• EXERCISE OBJECTIVE
Copy each line of the data beneath in which the word "JSON" appears.

• GIVEN RECORDS
------------------------------------------------------------------------

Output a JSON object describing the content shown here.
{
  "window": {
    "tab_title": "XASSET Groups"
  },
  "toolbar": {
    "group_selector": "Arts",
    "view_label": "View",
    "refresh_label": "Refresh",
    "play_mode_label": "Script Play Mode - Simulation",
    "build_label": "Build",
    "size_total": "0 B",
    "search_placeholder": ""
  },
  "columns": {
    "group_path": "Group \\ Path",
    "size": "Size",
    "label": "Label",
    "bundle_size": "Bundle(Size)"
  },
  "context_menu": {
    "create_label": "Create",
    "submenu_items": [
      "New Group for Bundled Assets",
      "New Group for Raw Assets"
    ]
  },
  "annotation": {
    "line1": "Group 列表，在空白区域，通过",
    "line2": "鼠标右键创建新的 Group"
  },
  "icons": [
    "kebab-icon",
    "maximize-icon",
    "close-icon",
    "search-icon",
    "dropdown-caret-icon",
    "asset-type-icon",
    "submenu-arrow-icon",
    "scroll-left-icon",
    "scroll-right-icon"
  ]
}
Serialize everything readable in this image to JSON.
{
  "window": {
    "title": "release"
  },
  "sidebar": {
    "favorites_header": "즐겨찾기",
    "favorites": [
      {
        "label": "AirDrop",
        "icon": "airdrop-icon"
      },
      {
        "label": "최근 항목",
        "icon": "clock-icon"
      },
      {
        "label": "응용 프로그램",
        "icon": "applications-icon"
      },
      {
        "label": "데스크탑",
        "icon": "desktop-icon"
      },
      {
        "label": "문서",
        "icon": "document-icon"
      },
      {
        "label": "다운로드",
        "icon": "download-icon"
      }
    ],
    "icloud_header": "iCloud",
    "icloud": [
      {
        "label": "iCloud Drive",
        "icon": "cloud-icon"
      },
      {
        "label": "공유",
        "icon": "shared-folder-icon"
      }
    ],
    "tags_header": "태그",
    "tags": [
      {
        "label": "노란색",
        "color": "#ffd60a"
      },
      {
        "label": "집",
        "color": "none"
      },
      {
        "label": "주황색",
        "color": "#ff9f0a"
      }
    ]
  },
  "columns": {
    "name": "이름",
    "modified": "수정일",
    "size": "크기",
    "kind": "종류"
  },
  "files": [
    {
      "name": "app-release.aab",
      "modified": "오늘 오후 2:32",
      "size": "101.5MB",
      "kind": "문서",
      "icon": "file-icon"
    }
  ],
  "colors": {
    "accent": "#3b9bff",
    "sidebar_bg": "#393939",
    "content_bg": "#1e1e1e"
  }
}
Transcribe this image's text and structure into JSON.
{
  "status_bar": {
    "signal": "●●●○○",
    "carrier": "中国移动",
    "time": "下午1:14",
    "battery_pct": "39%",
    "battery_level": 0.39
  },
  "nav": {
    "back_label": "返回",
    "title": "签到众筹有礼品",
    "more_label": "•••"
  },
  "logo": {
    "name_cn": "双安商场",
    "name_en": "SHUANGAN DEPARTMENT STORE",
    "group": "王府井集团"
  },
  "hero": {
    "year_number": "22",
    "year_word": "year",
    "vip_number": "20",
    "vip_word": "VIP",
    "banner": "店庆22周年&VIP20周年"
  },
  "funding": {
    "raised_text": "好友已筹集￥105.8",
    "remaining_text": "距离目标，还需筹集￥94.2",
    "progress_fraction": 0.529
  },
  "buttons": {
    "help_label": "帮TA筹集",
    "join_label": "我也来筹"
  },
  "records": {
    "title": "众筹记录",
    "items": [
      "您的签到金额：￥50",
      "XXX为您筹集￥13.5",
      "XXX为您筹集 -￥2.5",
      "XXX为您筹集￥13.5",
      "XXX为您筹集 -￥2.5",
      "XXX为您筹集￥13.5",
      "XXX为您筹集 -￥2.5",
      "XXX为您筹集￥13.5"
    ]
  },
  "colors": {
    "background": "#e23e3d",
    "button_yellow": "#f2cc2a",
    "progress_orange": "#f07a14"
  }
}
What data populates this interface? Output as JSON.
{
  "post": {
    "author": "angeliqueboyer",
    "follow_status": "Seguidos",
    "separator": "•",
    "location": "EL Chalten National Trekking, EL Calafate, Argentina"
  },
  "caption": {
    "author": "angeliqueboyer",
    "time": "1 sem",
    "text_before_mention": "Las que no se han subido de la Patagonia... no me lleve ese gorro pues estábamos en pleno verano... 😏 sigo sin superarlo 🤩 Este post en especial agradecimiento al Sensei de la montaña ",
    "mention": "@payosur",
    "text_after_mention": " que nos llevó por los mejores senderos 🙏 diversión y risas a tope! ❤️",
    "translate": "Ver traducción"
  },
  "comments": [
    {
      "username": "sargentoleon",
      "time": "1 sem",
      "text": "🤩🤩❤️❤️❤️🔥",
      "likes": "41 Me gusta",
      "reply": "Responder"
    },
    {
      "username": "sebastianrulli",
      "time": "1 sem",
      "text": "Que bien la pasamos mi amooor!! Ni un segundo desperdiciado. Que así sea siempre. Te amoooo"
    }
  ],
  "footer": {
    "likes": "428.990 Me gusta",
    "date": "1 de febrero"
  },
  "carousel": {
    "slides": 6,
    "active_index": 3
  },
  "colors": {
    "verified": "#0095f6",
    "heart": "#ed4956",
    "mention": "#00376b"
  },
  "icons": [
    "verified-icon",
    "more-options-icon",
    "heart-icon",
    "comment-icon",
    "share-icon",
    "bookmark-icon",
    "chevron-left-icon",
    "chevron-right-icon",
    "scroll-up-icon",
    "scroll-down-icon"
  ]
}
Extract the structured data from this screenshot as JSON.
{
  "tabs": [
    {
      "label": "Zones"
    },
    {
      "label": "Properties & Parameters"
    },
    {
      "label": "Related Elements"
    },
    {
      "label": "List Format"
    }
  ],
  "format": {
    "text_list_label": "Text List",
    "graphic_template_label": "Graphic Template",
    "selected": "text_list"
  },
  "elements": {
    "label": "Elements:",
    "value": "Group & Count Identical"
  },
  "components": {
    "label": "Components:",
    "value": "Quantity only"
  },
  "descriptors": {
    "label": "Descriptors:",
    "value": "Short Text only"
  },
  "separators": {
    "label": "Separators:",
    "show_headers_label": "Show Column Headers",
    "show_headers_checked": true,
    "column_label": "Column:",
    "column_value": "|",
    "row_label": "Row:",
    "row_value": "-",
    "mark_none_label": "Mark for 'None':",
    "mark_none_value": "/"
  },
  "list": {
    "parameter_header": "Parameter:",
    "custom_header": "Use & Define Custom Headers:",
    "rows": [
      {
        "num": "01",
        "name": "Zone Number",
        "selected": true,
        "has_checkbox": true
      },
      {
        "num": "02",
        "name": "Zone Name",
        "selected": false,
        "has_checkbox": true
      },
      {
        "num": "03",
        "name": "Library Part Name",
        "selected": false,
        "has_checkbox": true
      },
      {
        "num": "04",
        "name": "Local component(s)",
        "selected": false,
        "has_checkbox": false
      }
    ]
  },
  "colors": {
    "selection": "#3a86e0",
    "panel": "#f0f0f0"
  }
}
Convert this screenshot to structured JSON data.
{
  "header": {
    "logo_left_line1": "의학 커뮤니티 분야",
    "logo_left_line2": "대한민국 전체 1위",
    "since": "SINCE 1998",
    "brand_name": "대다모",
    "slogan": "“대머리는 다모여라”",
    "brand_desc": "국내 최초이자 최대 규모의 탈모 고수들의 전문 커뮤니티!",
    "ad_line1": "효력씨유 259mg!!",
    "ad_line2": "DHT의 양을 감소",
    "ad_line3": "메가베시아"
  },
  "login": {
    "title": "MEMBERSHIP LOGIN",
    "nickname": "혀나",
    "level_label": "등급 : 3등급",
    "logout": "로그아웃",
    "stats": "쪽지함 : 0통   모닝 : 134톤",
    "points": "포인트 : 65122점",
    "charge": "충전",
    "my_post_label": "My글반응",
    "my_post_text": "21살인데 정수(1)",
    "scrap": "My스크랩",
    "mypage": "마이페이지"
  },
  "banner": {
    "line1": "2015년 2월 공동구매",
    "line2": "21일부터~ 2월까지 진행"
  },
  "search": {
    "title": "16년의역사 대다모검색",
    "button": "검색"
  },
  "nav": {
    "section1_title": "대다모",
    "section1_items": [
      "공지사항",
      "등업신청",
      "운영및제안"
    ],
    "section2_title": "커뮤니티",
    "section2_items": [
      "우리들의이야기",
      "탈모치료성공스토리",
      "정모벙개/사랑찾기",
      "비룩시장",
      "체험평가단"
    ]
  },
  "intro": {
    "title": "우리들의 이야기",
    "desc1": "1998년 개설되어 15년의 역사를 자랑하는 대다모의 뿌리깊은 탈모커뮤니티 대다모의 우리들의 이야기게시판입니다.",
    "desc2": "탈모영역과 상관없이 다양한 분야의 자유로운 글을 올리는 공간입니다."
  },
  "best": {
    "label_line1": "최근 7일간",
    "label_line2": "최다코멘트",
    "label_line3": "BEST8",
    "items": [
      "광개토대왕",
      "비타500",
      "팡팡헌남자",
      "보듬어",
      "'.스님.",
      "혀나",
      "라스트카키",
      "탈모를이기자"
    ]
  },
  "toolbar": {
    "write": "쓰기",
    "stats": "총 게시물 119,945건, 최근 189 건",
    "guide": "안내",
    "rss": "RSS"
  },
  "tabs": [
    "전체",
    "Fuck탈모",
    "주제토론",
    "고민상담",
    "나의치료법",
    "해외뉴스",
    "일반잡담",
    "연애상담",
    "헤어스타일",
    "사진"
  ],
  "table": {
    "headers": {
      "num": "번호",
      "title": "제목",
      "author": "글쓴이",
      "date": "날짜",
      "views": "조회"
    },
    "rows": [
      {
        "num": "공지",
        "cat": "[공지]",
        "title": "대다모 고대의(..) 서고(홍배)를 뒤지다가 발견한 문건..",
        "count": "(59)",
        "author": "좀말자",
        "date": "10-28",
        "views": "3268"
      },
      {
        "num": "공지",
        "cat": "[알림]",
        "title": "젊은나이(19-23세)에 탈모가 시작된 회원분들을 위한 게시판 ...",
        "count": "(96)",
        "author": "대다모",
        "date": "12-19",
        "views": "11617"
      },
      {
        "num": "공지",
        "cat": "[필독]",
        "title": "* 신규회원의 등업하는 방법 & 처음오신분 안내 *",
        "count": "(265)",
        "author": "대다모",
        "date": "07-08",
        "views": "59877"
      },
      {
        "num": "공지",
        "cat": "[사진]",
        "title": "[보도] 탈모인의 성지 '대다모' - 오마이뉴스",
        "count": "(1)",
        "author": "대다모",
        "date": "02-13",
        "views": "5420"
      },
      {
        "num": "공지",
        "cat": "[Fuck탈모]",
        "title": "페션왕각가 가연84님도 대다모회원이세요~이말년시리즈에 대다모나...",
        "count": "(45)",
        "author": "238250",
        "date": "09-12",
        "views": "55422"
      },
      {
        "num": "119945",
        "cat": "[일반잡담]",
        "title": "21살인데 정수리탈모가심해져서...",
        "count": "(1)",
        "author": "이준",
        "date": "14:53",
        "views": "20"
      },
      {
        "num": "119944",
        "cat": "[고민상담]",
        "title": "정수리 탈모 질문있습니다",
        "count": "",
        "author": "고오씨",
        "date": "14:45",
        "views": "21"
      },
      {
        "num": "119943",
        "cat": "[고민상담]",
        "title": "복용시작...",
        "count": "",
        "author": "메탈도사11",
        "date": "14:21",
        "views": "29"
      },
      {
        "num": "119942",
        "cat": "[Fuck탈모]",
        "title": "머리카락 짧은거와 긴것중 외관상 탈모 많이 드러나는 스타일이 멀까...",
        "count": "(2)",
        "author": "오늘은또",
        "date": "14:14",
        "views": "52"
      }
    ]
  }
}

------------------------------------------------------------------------

• EXERCISE OUTPUT
Output a JSON object describing the content shown here.
Serialize everything readable in this image to JSON.
Transcribe this image's text and structure into JSON.
What data populates this interface? Output as JSON.
Extract the structured data from this screenshot as JSON.
Convert this screenshot to structured JSON data.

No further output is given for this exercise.